**Exercise brief:** Scan the entries for the word "title", and copy every line where it appears.

=== Source data ===

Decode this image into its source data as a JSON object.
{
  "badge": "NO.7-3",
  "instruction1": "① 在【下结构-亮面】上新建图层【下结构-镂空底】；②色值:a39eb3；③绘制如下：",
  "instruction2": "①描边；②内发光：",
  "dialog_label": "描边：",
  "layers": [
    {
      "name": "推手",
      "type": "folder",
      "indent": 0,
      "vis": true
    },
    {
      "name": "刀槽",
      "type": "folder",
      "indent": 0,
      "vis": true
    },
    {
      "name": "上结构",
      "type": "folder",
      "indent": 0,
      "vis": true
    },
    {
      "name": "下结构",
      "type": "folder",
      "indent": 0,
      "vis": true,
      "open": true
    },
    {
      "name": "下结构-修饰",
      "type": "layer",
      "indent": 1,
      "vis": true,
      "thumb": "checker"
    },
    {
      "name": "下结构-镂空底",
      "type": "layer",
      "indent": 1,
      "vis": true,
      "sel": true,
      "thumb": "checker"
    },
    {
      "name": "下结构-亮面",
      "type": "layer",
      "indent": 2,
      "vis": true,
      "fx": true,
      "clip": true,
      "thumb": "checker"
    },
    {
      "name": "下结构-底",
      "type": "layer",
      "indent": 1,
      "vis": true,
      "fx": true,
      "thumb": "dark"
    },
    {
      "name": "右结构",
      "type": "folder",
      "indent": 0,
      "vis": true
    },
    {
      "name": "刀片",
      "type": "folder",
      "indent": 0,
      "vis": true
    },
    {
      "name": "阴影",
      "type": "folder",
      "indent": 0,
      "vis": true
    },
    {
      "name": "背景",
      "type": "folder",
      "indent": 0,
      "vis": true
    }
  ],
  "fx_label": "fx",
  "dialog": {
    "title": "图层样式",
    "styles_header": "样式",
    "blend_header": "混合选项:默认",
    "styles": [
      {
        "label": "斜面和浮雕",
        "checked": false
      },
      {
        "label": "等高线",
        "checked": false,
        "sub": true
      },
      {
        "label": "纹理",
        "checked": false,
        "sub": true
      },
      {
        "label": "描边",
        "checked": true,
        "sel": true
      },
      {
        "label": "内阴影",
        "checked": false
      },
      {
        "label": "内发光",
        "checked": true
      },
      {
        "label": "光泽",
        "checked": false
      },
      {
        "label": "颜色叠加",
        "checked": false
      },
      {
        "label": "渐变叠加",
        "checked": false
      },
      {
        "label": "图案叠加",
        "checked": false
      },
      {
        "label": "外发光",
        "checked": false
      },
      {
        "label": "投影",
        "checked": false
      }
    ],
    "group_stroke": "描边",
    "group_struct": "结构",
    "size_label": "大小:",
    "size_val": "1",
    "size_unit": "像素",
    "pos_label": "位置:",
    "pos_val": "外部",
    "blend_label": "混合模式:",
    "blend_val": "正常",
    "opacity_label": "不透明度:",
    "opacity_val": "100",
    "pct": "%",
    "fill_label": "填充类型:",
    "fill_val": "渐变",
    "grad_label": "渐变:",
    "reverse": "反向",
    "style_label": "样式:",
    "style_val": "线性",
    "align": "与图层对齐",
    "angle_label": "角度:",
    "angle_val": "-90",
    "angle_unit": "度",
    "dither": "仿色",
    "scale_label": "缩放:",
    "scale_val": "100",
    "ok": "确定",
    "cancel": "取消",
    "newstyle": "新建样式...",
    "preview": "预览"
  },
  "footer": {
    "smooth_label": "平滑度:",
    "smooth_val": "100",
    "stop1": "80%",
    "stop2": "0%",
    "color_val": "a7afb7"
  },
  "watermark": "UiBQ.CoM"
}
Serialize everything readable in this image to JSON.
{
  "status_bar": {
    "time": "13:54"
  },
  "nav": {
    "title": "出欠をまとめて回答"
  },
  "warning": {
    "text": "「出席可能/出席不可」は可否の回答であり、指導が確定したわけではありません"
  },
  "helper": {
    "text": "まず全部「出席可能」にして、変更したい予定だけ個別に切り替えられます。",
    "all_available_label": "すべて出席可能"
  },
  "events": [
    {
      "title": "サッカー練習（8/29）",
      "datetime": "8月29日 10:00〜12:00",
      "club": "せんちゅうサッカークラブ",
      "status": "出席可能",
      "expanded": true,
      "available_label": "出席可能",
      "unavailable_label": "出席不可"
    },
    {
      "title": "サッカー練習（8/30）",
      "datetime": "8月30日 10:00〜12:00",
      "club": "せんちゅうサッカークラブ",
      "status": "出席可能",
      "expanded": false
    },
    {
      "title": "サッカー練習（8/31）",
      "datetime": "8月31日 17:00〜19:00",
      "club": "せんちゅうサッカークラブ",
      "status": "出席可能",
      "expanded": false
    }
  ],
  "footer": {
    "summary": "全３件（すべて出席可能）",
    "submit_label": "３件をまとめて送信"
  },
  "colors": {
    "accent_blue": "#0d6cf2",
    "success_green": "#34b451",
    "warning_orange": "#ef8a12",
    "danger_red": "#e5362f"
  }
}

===

**Written reply:**
    "title": "图层样式",
    "title": "出欠をまとめて回答"
      "title": "サッカー練習（8/29）",
      "title": "サッカー練習（8/30）",
      "title": "サッカー練習（8/31）",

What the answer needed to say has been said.